Turkey, Russia and Iran act as guarantor states in the Syria peace process which has been underway between the Syrian government and the armed opposition in the Kazakh capital, Astana, since January.
In the latest round of the Astana talks last week, the three sides agreed on the details of a fourth de-escalation zone in Syria’s Idlib Province.

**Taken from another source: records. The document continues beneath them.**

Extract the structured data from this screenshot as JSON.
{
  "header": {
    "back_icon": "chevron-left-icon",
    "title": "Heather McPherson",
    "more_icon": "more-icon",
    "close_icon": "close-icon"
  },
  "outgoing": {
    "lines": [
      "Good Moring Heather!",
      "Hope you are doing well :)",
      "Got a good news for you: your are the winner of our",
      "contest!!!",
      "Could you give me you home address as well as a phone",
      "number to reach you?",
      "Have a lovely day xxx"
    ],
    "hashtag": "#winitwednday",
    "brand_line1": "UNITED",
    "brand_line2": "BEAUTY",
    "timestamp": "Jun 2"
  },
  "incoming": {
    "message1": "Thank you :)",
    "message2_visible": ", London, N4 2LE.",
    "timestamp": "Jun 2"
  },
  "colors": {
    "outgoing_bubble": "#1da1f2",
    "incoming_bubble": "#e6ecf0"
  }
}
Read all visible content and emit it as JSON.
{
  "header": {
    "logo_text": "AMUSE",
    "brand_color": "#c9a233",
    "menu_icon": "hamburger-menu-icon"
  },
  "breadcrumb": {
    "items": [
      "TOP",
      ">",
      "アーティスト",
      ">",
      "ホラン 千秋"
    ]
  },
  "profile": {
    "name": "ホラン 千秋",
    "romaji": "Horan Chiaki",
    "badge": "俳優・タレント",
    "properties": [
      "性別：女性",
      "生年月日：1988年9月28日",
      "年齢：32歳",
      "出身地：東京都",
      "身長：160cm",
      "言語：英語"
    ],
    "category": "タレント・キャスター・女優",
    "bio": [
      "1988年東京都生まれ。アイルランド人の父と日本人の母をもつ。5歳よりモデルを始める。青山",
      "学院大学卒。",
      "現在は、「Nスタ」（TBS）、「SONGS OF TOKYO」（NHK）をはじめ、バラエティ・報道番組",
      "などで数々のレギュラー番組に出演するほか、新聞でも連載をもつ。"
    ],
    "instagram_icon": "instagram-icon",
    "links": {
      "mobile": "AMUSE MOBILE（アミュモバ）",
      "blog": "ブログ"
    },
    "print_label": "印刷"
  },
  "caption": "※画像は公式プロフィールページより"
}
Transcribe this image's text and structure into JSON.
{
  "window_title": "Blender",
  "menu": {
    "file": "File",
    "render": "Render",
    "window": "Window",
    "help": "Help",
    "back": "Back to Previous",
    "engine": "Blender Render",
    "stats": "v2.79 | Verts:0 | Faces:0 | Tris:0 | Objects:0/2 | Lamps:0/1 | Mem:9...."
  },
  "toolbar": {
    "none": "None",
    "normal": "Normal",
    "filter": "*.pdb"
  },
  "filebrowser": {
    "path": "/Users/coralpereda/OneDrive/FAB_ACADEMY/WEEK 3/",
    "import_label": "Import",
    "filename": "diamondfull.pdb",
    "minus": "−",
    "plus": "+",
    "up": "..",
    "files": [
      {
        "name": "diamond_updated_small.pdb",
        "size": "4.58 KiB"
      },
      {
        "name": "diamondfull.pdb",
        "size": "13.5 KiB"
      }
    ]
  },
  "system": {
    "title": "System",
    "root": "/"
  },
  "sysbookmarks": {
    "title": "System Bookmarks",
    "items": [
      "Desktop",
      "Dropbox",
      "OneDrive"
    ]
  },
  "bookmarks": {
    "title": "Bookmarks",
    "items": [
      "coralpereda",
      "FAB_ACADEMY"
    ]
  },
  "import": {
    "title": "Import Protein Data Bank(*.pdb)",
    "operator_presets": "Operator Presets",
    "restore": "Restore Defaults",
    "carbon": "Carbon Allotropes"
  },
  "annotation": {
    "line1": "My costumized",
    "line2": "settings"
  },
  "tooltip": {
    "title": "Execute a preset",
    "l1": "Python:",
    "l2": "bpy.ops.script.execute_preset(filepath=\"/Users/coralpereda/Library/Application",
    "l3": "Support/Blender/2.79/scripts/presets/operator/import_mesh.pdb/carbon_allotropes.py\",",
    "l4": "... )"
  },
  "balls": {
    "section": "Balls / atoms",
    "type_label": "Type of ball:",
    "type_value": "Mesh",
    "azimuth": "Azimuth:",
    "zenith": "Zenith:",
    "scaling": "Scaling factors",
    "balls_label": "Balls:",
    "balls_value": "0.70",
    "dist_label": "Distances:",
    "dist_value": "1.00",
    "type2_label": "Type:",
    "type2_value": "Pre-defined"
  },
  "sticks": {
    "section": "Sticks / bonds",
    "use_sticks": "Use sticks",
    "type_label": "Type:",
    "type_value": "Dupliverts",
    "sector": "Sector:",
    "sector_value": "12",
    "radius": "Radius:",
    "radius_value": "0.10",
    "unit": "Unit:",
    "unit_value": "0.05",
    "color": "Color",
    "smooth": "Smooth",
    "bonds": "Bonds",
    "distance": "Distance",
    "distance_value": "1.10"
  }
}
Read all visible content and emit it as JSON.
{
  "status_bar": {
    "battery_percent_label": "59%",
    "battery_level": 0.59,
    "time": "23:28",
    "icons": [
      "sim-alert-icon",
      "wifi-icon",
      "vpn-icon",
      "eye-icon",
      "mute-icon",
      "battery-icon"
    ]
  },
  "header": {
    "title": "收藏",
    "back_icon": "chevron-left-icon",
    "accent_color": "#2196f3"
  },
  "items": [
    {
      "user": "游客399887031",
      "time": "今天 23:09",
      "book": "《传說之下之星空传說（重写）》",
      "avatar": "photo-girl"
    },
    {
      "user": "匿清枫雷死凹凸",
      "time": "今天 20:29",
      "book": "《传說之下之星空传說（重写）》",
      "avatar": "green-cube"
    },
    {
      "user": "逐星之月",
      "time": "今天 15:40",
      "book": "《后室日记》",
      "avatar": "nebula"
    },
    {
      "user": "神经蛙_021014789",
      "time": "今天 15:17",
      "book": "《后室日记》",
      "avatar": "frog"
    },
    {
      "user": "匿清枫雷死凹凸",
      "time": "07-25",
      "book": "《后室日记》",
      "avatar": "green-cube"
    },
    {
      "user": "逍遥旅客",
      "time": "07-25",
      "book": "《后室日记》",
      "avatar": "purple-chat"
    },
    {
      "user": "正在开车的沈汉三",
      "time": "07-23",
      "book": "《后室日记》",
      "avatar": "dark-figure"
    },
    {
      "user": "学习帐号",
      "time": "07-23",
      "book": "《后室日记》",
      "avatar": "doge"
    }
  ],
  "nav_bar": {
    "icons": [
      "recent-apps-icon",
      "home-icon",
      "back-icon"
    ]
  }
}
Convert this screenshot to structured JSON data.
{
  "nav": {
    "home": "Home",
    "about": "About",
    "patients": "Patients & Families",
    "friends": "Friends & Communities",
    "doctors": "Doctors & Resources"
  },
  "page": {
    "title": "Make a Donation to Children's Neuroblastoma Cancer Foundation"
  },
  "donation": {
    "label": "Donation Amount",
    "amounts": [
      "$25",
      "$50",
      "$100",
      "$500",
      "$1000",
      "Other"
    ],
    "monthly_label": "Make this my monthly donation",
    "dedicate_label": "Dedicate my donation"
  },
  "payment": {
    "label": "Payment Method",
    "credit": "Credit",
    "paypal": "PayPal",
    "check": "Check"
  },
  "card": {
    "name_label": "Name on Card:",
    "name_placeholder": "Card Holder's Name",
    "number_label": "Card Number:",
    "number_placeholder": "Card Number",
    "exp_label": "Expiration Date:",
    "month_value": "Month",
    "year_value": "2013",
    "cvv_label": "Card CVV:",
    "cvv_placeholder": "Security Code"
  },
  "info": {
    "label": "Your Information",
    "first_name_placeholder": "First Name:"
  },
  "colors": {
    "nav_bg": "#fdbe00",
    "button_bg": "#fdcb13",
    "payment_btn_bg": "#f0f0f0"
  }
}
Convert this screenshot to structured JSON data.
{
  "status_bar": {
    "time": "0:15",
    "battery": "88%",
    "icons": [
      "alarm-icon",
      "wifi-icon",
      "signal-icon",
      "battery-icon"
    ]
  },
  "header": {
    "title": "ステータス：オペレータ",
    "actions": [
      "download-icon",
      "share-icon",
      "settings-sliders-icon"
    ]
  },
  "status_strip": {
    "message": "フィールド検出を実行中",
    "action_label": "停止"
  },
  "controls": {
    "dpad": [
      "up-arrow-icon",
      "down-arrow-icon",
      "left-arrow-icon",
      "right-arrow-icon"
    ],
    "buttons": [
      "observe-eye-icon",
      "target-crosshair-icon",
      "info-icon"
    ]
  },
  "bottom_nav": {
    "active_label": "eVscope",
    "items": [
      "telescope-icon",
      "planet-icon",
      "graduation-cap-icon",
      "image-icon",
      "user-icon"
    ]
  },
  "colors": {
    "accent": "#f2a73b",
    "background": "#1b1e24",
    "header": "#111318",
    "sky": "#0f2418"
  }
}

In a joint statement, the trio said they had agreed “to allocate” their forces to patrol the zone covering Idlib and parts of the neighboring provinces of Latakia, Hama and Aleppo regions.
“The task is not easy ... With Putin we will discuss additional steps needed to be taken in order to eradicate terrorists once and for all to restore peace,” said the presidents, hinting of cooperation with the Russians in Turkey’s future policies towards Syria.
Erdogan said the “de-escalation” zones would be further discussed in talks with Russian President Vladimir Putin during his trip to Ankara next week.
The de-escalation zones are aimed at separating extremist groups, including Daesh and Jabhat al-Nusra from other militants.
The northwestern province of Idlib borders Turkey and is largely under the control of al-Nusra Front Takfiri militants.
Secession referendum in Iraqi Kurdistan
Meanwhile, Erdogan said Turkey was considering counter-measures, including imposing sanctions, against the Kurdish region of northern Iraq over a planned September 25 referendum on the region’s secession from the mainland.
“Without any further delay we are going to discuss what kind of sanctions should be imposed and when the sanctions will be imposed,” Erdogan said without elaborating on the nature of the embargoes.
Turkish troops are also carrying out military exercises near the border with Iraq.
The Turkish head of state further said a cabinet meeting and a national security council session will be held on the planned Kurdish vote on Friday.
Erdogan said on Saturday the resolution on troop deployment abroad will be submitted to parliament for a vote.
The planned vote has drawn sharp criticisms from the central Baghdad government as well as the international community, particularly Iraq’s neighbors.
Turkey has been especially wary of a potential secession of the Kurdistan region from Iraq as it has been over the past decades grappling with pro-independence Kurdish militancy on its soil.